◆ **HOW TO COMPLETE THIS TASK**
Across the entries, how many lines have the string "Samples" in them? Reply with only a number.

Records contained in a dataset:
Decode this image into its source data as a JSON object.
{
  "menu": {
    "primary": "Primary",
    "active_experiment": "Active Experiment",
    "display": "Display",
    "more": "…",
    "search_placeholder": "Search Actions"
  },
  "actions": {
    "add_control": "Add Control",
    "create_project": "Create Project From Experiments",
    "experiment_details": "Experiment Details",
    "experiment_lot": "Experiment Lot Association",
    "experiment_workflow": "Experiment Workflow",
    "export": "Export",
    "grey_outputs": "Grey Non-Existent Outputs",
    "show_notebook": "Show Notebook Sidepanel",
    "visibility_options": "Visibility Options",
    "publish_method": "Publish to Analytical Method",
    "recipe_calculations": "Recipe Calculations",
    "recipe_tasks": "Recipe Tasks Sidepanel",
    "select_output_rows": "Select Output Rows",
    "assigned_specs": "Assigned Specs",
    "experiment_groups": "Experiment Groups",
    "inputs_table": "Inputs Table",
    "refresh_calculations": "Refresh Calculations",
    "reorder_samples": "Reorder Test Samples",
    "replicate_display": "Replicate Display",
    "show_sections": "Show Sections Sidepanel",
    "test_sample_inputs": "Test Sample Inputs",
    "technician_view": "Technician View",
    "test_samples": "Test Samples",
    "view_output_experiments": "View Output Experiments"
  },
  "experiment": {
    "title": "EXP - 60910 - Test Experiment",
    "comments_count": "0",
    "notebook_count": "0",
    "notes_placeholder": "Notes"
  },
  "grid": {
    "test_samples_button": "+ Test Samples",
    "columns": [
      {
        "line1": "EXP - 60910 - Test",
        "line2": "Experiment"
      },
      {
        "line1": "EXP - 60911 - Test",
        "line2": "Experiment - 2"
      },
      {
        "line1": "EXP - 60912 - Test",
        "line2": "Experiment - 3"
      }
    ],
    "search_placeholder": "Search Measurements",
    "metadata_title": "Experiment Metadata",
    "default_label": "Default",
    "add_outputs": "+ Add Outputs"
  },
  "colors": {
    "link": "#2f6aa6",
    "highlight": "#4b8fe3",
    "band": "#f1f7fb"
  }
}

◆ **SOLUTION BELOW**
3